DO experience new things. If you’re comfortable, if things feel easy, if you think you have it all figured out… you’re doing it wrong! Four years goes by quickly and, trust me on this, and you’ll regret not doing new and unique things when you had the chance. Attend an academic lecture. Join a club or organization. Sign up for an interesting class even if it doesn’t count for your major.
DO stop by your professor’s office. If you’re confused about the class material, talk to him or her about it. Even if you’re not lost, get to know your professors outside of class. If you come by, you’ll be more than just another name on the class roster.
DO work on research. It could be as simple as helping a professor collect data for a project (we love it when students take an interest in our research). It could also be a semester long research paper on a topic of your choosing. Whatever the project, rather than reading your textbook, find the answers on your own!
DO exercise. Granted, exercise is hard and you only have so much time in the day. But research has shown that exercise not only improves your mood, but it improves your grade as well (which, you know, further improves your mood).
DO enjoy yourself. Go to parties, go to sporting events, hang out with friends.
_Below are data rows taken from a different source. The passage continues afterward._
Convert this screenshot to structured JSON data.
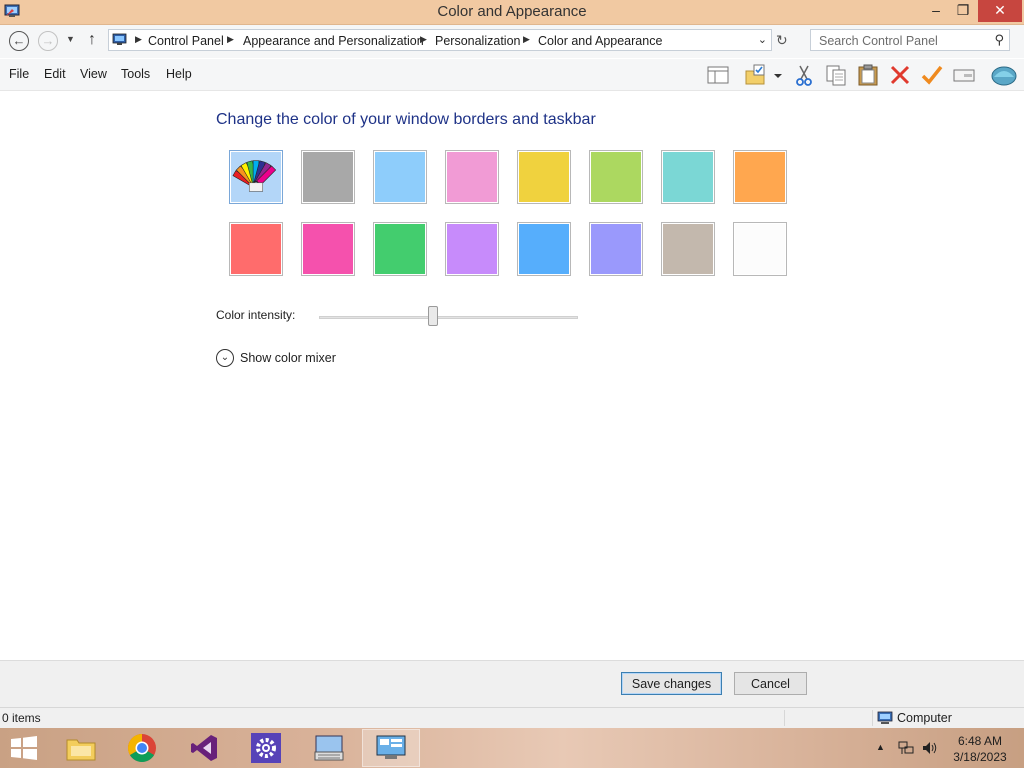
{
  "window": {
    "title": "Color and Appearance",
    "controls": {
      "minimize": "–",
      "maximize": "❐",
      "close": "✕"
    }
  },
  "address": {
    "crumbs": [
      "Control Panel",
      "Appearance and Personalization",
      "Personalization",
      "Color and Appearance"
    ],
    "search_placeholder": "Search Control Panel"
  },
  "menu": {
    "items": [
      "File",
      "Edit",
      "View",
      "Tools",
      "Help"
    ]
  },
  "toolbar": {
    "icons": [
      "layout-pane-icon",
      "folder-checkmark-icon",
      "dropdown-arrow-icon",
      "cut-icon",
      "copy-icon",
      "paste-icon",
      "delete-icon",
      "checkmark-icon",
      "properties-icon",
      "shell-icon"
    ]
  },
  "content": {
    "heading": "Change the color of your window borders and taskbar",
    "swatches": [
      {
        "name": "automatic",
        "color": "#b3d6f8",
        "selected": true
      },
      {
        "name": "gray",
        "color": "#a8a8a8"
      },
      {
        "name": "sky-blue",
        "color": "#8ecdfb"
      },
      {
        "name": "pink",
        "color": "#f19bd5"
      },
      {
        "name": "yellow",
        "color": "#f0d23e"
      },
      {
        "name": "lime",
        "color": "#acd860"
      },
      {
        "name": "teal",
        "color": "#7bd7d5"
      },
      {
        "name": "orange",
        "color": "#ffa74f"
      },
      {
        "name": "red",
        "color": "#ff6c6c"
      },
      {
        "name": "magenta",
        "color": "#f551ad"
      },
      {
        "name": "green",
        "color": "#43cd6e"
      },
      {
        "name": "purple",
        "color": "#c78bfb"
      },
      {
        "name": "blue",
        "color": "#56aefc"
      },
      {
        "name": "periwinkle",
        "color": "#9a99fc"
      },
      {
        "name": "taupe",
        "color": "#c3b8ad"
      },
      {
        "name": "white",
        "color": "#fcfcfc"
      }
    ],
    "intensity_label": "Color intensity:",
    "intensity_value": 0.44,
    "mixer_label": "Show color mixer"
  },
  "buttons": {
    "save": "Save changes",
    "cancel": "Cancel"
  },
  "status": {
    "items": "0 items",
    "location": "Computer"
  },
  "taskbar": {
    "apps": [
      "file-explorer-icon",
      "chrome-icon",
      "visual-studio-icon",
      "settings-icon",
      "keyboard-icon",
      "control-panel-icon"
    ],
    "time": "6:48 AM",
    "date": "3/18/2023"
  }
}
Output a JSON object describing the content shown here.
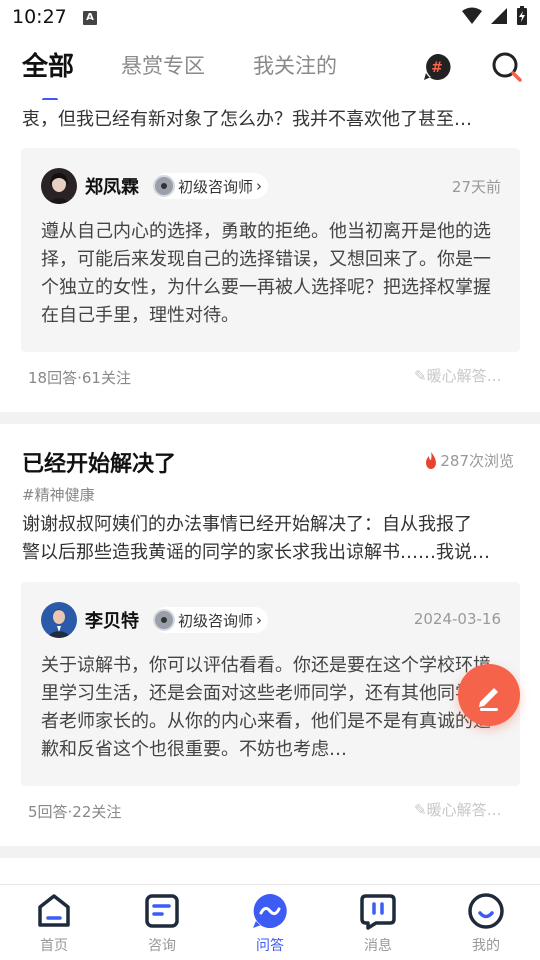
{
  "status_bar": {
    "time": "10:27",
    "badge": "A"
  },
  "tabs": [
    {
      "label": "全部"
    },
    {
      "label": "悬赏专区"
    },
    {
      "label": "我关注的"
    }
  ],
  "icons": {
    "topic": "hashtag-icon",
    "search": "search-icon"
  },
  "feed": {
    "item1": {
      "excerpt": "衷，但我已经有新对象了怎么办？我并不喜欢他了甚至…",
      "answer": {
        "name": "郑凤霖",
        "badge": "初级咨询师",
        "date": "27天前",
        "body": "遵从自己内心的选择，勇敢的拒绝。他当初离开是他的选择，可能后来发现自己的选择错误，又想回来了。你是一个独立的女性，为什么要一再被人选择呢？把选择权掌握在自己手里，理性对待。"
      },
      "stats": "18回答·61关注",
      "reply": "暖心解答…"
    },
    "item2": {
      "title": "已经开始解决了",
      "views": "287次浏览",
      "tag": "#精神健康",
      "excerpt_line1": "谢谢叔叔阿姨们的办法事情已经开始解决了：自从我报了",
      "excerpt_line2": "警以后那些造我黄谣的同学的家长求我出谅解书……我说…",
      "answer": {
        "name": "李贝特",
        "badge": "初级咨询师",
        "date": "2024-03-16",
        "body": "关于谅解书，你可以评估看看。你还是要在这个学校环境里学习生活，还是会面对这些老师同学，还有其他同学或者老师家长的。从你的内心来看，他们是不是有真诚的道歉和反省这个也很重要。不妨也考虑…"
      },
      "stats": "5回答·22关注",
      "reply": "暖心解答…"
    }
  },
  "bottom_nav": [
    {
      "label": "首页",
      "icon": "home-icon"
    },
    {
      "label": "咨询",
      "icon": "consult-icon"
    },
    {
      "label": "问答",
      "icon": "qa-icon"
    },
    {
      "label": "消息",
      "icon": "message-icon"
    },
    {
      "label": "我的",
      "icon": "profile-icon"
    }
  ],
  "colors": {
    "accent": "#3d5cf5",
    "fab": "#f4634a",
    "hot": "#e8432e"
  }
}
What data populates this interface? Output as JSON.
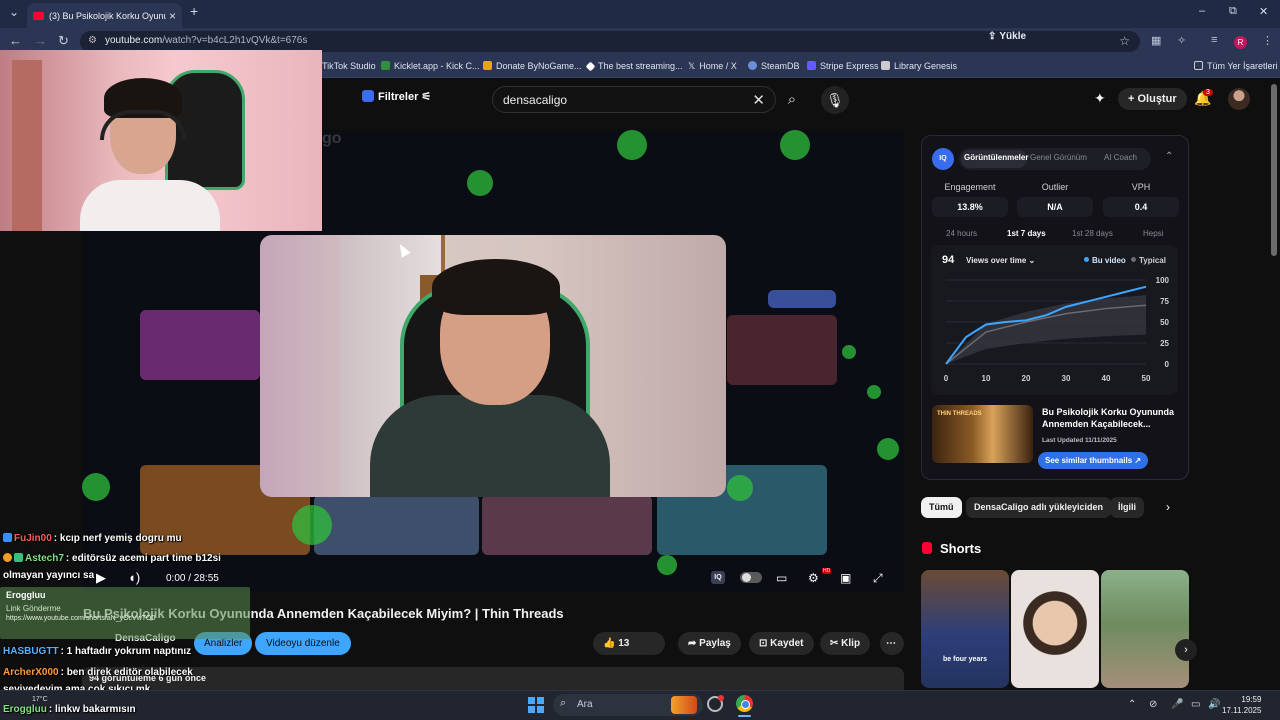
{
  "browser": {
    "tab_title": "(3) Bu Psikolojik Korku Oyununda",
    "tab_close": "×",
    "new_tab": "+",
    "url_host": "youtube.com",
    "url_path": "/watch?v=b4cL2h1vQVk&t=676s",
    "upload_label": "Yükle",
    "profile_initial": "R",
    "window": {
      "minimize": "–",
      "restore": "⧉",
      "close": "✕"
    }
  },
  "bookmarks": {
    "items": [
      {
        "label": "TikTok Studio",
        "color": "#111111"
      },
      {
        "label": "Kicklet.app - Kick C...",
        "color": "#2f8f3b"
      },
      {
        "label": "Donate ByNoGame...",
        "color": "#e8a317"
      },
      {
        "label": "The best streaming...",
        "color": "#ffffff"
      },
      {
        "label": "Home / X",
        "color": "#000000"
      },
      {
        "label": "SteamDB",
        "color": "#6b8fd6"
      },
      {
        "label": "Stripe Express",
        "color": "#635bff"
      },
      {
        "label": "Library Genesis",
        "color": "#cccccc"
      }
    ],
    "all_bookmarks": "Tüm Yer İşaretleri"
  },
  "youtube": {
    "filters_label": "Filtreler",
    "search_query": "densacaligo",
    "create_label": "Oluştur",
    "notif_count": "3"
  },
  "player": {
    "time": "0:00 / 28:55",
    "iq_label": "IQ"
  },
  "video": {
    "title": "Bu Psikolojik Korku Oyununda Annemden Kaçabilecek Miyim? | Thin Threads",
    "channel": "DensaCaligo",
    "analyze_label": "Analizler",
    "edit_label": "Videoyu düzenle",
    "likes": "13",
    "share_label": "Paylaş",
    "save_label": "Kaydet",
    "clip_label": "Klip",
    "meta": "94 görüntüleme  6 gün önce"
  },
  "chat": {
    "messages": [
      {
        "user": "FuJin00",
        "text": ": kcıp nerf yemiş dogru mu",
        "color": "#ff5a5a"
      },
      {
        "user": "Astech7",
        "text": ": editörsüz acemi part time b12si",
        "color": "#7fe37f"
      },
      {
        "user": "",
        "text": "olmayan yayıncı sa",
        "color": "#ffffff"
      },
      {
        "user": "HASBUGTT",
        "text": ": 1 haftadır yokrum naptınız",
        "color": "#5ab0ff"
      },
      {
        "user": "ArcherX000",
        "text": ": ben direk editör olabilecek",
        "color": "#ff9a3c"
      },
      {
        "user": "",
        "text": "seviyedeyim ama çok sıkıcı mk",
        "color": "#ffffff"
      },
      {
        "user": "Eroggluu",
        "text": ": linkw bakarmısın",
        "color": "#7fe37f"
      }
    ],
    "last_card": {
      "user": "Eroggluu",
      "line1": "Link Gönderme",
      "line2": "https://www.youtube.com/shorts/aN_yOcVwTO0"
    }
  },
  "iq_panel": {
    "logo": "IQ",
    "tabs": [
      "Görüntülenmeler",
      "Genel Görünüm",
      "AI Coach"
    ],
    "metrics": [
      {
        "label": "Engagement",
        "value": "13.8%"
      },
      {
        "label": "Outlier",
        "value": "N/A"
      },
      {
        "label": "VPH",
        "value": "0.4"
      }
    ],
    "ranges": [
      "24 hours",
      "1st 7 days",
      "1st 28 days",
      "Hepsi"
    ],
    "views": "94",
    "views_dropdown": "Views over time",
    "legend_this": "Bu video",
    "legend_typical": "Typical",
    "similar": {
      "thumb_text": "THIN THREADS",
      "title": "Bu Psikolojik Korku Oyununda Annemden Kaçabilecek...",
      "updated": "Last Updated 11/11/2025",
      "button": "See similar thumbnails ↗"
    },
    "colors": {
      "accent": "#3ea6ff",
      "typical": "#6b6b75"
    }
  },
  "chart_data": {
    "type": "line",
    "title": "",
    "xlabel": "",
    "ylabel": "",
    "x_ticks": [
      0,
      10,
      20,
      30,
      40,
      50
    ],
    "y_ticks": [
      0,
      25,
      50,
      75,
      100
    ],
    "xlim": [
      0,
      50
    ],
    "ylim": [
      0,
      100
    ],
    "series": [
      {
        "name": "Bu video",
        "x": [
          0,
          5,
          10,
          15,
          20,
          25,
          30,
          35,
          40,
          45,
          50
        ],
        "y": [
          0,
          32,
          47,
          50,
          52,
          58,
          68,
          74,
          80,
          86,
          92
        ]
      },
      {
        "name": "Typical",
        "x": [
          0,
          10,
          20,
          30,
          40,
          50
        ],
        "y": [
          0,
          38,
          50,
          60,
          66,
          70
        ],
        "band_low": [
          0,
          18,
          25,
          30,
          33,
          35
        ],
        "band_high": [
          0,
          48,
          62,
          72,
          78,
          82
        ]
      }
    ]
  },
  "chips": [
    "Tümü",
    "DensaCaligo adlı yükleyiciden",
    "İlgili"
  ],
  "shorts": {
    "heading": "Shorts",
    "s1_caption": "be four years"
  },
  "taskbar": {
    "search_label": "Ara",
    "time": "19:59",
    "date": "17.11.2025",
    "weather": "17°C"
  }
}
College should be one of the most enjoyable times of your life. And you know what, that’s ok.
DO be organized. Yes, that’s easier said than done. But you really do need to work ahead in classes and study daily. How can you avoid procrastination? Make a schedule where you go to the library and study for 2 hours (minimum) each day. Have a mindset where you never, ever, deviate from that routine. I often tell students college is hard but straightforward; it comes down to the number of hours your butt is a chair studying.
DON’T close your door. Ok, maybe you’ll need to close it occasionally. But don’t hide in your room. An open door says “I want to meet new people,” and meeting new people is one of the most rewarding experiences in college. It’s not all about the memories, either. A single person can change your life.
DON’T be silent in class. First, public speaking is an important skill. And it can be terrifying. Speaking in class is a low cost way to improve this important skill. Second, speaking in class is a great way for a professor to get to know you. Going to your professor’s office, speaking in class, and doing well in the course will net you a nice recommendation letter when you apply to law school/graduate school/internships/jobs.
DON’T worry about having all the answers. Pro tip: If you think you have all the answers, no matter what your age, you’re almost certainly wrong. Sign up for an unusual class. Keep an open mind about majors and minors. Consider various career paths. College isn’t for the close minded.
DON’T forget your family. Exercise is great for your personal well-being. An email or phone call to your mom and dad (or any family member) is good for their well-being (and yours).
DON’T enjoy yourself… too much. Everything in life needs to be in moderation. How much is too much? Here are a few signs: Are you sleeping in and missing class? Are you getting “Cs” (or worse)? If you answered yes, spend more time in the library.
DON’T ask “is this going to be on the exam.” It signals that you don’t care about the class. From a professor to a student: Don’t be that student. Be professional. Believe me, it matters.